Following advice from researchers at the University of Oxford that statins should be prescribed to healthy people, a study of over a thousand people in the USA has highlighted a number of side effects of the cholesterol-lowering drugs. The main side effect identified is fatigue or lower energy which previous studies had not fully investigated.
This new study, from the University of California, San Diego, found however, that participants using low doses of statins were significantly more likely to report decreasing energy levels and/or fatigue following exertion than those participants using placebo.
Beatrice Golomb, co-author of the study published in Archives of Internal Medicine, stated that the “…side effects of statins generally rise with increasing dose, and these doses were modest by current standards. Yet occurrence of this problem was not rare – even at [low] doses, and particularly in women.”
She went on to warn that the prescription of statins may inadvertently affect health and that a lack of energy/exertional fatigue should form part of the risk-benefit determination when prescribing drugs for high cholesterol. Golomb believes that the risk to patients without heart disease, particularly women and those over the age of 70 years outweighs the benefits of statins.
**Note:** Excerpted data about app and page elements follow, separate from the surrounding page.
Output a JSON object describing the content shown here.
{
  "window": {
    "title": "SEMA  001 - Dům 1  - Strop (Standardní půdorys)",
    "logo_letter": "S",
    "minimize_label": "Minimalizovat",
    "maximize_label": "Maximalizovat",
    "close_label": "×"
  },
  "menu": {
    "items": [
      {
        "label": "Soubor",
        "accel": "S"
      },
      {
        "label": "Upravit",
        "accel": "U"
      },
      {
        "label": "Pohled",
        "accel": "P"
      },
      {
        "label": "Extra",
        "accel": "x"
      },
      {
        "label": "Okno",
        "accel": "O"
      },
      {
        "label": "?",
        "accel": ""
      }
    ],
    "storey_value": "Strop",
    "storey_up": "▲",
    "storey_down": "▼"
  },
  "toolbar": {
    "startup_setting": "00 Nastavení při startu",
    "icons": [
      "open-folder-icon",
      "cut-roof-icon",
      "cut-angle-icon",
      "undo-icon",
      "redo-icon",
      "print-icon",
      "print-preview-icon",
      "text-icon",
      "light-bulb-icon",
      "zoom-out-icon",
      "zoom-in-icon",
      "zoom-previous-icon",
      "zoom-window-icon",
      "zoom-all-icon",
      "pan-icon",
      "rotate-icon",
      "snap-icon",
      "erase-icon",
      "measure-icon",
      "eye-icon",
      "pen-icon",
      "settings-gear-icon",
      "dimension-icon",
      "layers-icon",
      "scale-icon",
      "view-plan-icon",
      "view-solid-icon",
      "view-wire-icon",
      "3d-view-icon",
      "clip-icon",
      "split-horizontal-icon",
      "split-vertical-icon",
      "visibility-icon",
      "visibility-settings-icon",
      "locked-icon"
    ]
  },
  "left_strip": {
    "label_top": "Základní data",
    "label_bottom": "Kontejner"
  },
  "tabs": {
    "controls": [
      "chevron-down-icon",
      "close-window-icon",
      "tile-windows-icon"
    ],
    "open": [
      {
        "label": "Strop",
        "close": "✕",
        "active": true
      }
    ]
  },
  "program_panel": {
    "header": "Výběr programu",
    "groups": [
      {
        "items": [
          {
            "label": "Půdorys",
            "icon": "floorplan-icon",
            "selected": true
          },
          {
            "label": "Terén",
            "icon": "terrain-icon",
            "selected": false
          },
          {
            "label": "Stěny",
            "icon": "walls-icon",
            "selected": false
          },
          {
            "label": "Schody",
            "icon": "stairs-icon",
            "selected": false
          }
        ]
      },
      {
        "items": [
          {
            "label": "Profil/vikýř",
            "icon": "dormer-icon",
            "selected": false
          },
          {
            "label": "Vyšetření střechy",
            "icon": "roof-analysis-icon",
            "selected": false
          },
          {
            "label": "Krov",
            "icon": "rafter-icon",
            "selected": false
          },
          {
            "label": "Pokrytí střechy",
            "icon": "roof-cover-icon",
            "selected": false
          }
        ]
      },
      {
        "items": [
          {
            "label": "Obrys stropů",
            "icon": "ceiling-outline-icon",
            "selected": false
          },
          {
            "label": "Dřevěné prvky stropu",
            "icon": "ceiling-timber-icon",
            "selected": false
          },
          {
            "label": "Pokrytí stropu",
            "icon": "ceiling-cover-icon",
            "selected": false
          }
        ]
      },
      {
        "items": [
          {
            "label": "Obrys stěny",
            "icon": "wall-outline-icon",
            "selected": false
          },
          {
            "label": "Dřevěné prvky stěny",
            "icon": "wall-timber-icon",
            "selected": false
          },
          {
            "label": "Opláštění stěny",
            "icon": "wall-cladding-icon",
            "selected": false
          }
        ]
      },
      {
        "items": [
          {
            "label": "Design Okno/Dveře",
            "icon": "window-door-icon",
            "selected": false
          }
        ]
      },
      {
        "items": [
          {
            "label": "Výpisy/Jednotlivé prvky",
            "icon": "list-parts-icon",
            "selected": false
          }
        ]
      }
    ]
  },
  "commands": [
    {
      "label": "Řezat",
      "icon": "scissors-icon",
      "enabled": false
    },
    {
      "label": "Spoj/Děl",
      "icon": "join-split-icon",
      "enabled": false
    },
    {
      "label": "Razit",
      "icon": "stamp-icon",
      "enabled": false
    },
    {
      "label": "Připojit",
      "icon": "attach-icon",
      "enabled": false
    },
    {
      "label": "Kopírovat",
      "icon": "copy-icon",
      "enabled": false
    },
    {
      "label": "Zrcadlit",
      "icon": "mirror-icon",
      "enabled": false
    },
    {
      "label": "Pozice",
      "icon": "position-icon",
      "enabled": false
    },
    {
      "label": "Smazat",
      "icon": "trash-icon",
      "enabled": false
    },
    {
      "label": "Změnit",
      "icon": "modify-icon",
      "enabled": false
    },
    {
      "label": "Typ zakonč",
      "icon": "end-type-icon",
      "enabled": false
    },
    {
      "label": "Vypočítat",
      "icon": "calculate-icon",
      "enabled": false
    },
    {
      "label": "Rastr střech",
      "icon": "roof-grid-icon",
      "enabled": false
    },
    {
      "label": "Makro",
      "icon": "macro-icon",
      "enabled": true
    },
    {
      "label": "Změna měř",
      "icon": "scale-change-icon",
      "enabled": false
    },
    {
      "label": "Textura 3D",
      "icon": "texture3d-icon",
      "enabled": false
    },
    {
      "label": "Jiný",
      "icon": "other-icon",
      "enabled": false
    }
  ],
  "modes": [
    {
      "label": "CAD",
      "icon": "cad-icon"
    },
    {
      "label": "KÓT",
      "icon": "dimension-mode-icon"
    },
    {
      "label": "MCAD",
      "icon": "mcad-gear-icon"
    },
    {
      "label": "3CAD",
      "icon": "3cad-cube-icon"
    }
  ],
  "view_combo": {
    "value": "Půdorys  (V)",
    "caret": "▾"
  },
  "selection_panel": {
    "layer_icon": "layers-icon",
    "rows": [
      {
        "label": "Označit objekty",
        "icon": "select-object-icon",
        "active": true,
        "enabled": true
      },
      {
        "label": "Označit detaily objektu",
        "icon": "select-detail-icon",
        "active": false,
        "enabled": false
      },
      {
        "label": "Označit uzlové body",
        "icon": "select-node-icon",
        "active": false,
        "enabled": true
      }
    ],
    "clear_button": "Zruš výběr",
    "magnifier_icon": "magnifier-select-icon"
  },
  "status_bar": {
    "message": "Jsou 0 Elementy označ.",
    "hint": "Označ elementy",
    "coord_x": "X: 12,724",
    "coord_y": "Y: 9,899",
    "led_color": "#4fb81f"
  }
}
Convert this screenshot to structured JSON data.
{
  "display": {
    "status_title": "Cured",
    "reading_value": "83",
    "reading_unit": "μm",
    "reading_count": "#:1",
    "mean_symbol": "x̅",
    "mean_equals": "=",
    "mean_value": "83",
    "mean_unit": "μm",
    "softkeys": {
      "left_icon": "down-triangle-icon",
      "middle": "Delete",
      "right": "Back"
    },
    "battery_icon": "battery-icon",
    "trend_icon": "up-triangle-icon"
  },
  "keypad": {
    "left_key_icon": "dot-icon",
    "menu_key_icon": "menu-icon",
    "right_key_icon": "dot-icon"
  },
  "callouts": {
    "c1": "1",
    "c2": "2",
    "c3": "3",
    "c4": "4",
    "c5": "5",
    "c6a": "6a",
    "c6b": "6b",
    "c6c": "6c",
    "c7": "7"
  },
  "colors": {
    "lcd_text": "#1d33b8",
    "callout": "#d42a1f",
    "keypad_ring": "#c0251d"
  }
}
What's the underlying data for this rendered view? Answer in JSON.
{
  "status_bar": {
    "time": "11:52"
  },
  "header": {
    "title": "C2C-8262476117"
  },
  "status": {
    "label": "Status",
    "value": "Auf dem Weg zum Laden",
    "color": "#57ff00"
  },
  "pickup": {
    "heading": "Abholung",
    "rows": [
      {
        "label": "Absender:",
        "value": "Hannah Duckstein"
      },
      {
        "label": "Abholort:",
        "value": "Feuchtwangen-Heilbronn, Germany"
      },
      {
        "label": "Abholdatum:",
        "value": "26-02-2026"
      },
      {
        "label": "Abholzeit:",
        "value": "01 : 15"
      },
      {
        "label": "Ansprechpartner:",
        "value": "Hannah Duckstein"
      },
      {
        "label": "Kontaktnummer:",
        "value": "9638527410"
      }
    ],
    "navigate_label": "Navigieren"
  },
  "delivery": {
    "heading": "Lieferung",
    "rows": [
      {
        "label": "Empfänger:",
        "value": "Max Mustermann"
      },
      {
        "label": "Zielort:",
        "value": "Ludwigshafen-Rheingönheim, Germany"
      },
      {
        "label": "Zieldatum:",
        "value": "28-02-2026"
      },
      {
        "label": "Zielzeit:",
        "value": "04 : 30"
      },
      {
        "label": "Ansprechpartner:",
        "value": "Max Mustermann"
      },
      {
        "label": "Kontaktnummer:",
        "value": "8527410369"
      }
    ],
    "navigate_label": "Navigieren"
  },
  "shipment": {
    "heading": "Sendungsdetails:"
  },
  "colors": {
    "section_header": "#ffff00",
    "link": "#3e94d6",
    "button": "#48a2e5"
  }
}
A substance present in many tissues and an important constituent of cell membranes although high concentrations of a certain type of cholesterol in the blood are unhealthy. Full medical glossary
One of the three main food constituents (with carbohydrate and protein), and the main form in which energy is stored in the body. Full medical glossary
The basic unit of genetic material carried on chromosomes. Full medical glossary
septic arthritis Full medical glossary
One of a class of drugs that inhibit cholesterol formation in the liver. Full medical glossary
A class of drugs that inhibit cholesterol formation in the liver. Full medical glossary